The UK Financial Conduct Authority (FCA) has imposed a monetary penalty of £28m on Lloyds TSB Bank and Bank of Scotland, for selling any financial products to customers, without assessing their needs.
The market watchdog accused both banks, which are part of Lloyds Banking Group (LBG), for their retail conduct failings and said that they developed a culture of mis-selling of products.
The incentive schemes, which were executed during 2010 and 2012, led to a serious risk that sales staff were put under pressure to hit targets to get a bonus or avoid being demoted, instead of concentrating on the requirements of consumers.
"In one instance an adviser sold protection products to himself, his wife and a colleague to prevent himself from being demoted," the FCA said in a statement.
FCA enforcement and financial crime director Tracey McDermott said, "Financial incentive schemes are an important indicator of what management values and a key influence on the culture of the organisation, so they must be designed with the customer at the heart.
"Customers have a right to expect better from our leading financial institutions and we expect firms to put customers first – but firms will never be able to do this if they incentivise their staff to do the opposite."
"Both Lloyds TSB and Bank of Scotland have made substantial changes, and the reviews of sales and the redress now being made should right many of these wrongs," McDermott added.
Both banks have consented to conduct an analysis of higher risk advisers’ sales and pay redress where unsuitable sales took place.

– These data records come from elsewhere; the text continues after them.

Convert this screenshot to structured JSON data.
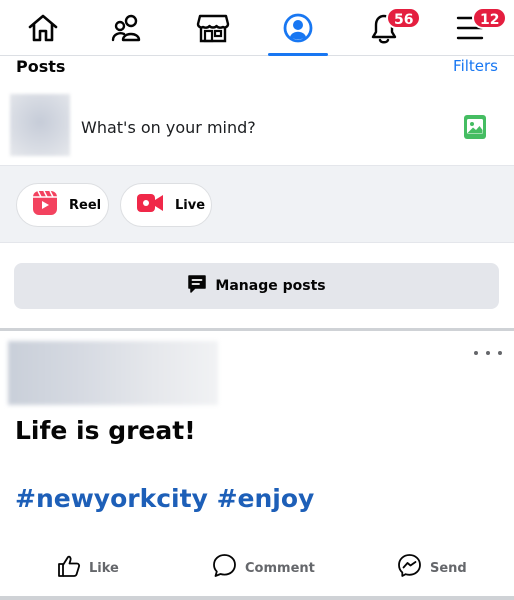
{
  "nav": {
    "items": [
      {
        "icon": "home-icon"
      },
      {
        "icon": "friends-icon"
      },
      {
        "icon": "marketplace-icon"
      },
      {
        "icon": "profile-icon",
        "active": true
      },
      {
        "icon": "bell-icon",
        "badge": "56"
      },
      {
        "icon": "menu-icon",
        "badge": "12"
      }
    ],
    "accent": "#1877f2",
    "badge_color": "#e41e3f"
  },
  "posts_header": {
    "title": "Posts",
    "filters": "Filters"
  },
  "composer": {
    "prompt": "What's on your mind?",
    "photo_icon": "photo-icon"
  },
  "actions": {
    "reel": "Reel",
    "live": "Live"
  },
  "manage": {
    "label": "Manage posts",
    "icon": "chat-bubble-icon"
  },
  "post": {
    "text": "Life is great!",
    "hashtags": [
      "#newyorkcity",
      "#enjoy"
    ],
    "hashtag_color": "#1d5fb8",
    "actions": {
      "like": "Like",
      "comment": "Comment",
      "send": "Send"
    }
  }
}
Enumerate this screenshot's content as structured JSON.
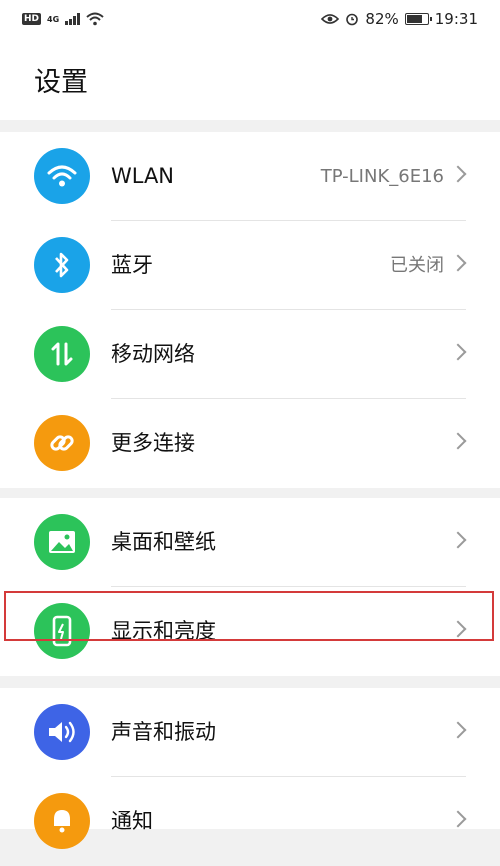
{
  "status_bar": {
    "hd": "HD",
    "network": "4G",
    "battery_percent": "82%",
    "time": "19:31",
    "battery_level": 0.82
  },
  "header": {
    "title": "设置"
  },
  "groups": [
    {
      "items": [
        {
          "label": "WLAN",
          "value": "TP-LINK_6E16",
          "icon": "wifi-icon",
          "color": "#1aa3e8"
        },
        {
          "label": "蓝牙",
          "value": "已关闭",
          "icon": "bluetooth-icon",
          "color": "#1aa3e8"
        },
        {
          "label": "移动网络",
          "value": "",
          "icon": "mobile-data-icon",
          "color": "#2cc35a"
        },
        {
          "label": "更多连接",
          "value": "",
          "icon": "link-icon",
          "color": "#f59a0e"
        }
      ]
    },
    {
      "items": [
        {
          "label": "桌面和壁纸",
          "value": "",
          "icon": "image-icon",
          "color": "#2cc35a"
        },
        {
          "label": "显示和亮度",
          "value": "",
          "icon": "phone-brightness-icon",
          "color": "#2cc35a"
        }
      ]
    },
    {
      "items": [
        {
          "label": "声音和振动",
          "value": "",
          "icon": "speaker-icon",
          "color": "#3e64e6"
        },
        {
          "label": "通知",
          "value": "",
          "icon": "bell-icon",
          "color": "#f59a0e"
        }
      ]
    }
  ],
  "highlight_color": "#d43a3a"
}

The FCA said that the Lloyds TSB had also been fined for the unsuitable sale of bonds in 2003, and due to repeated nature of offence, the fine has been increased to 10%. Although Lloyds settled the case at an early stage, it qualified for a 20% discount, otherwise the fine would have been £35m.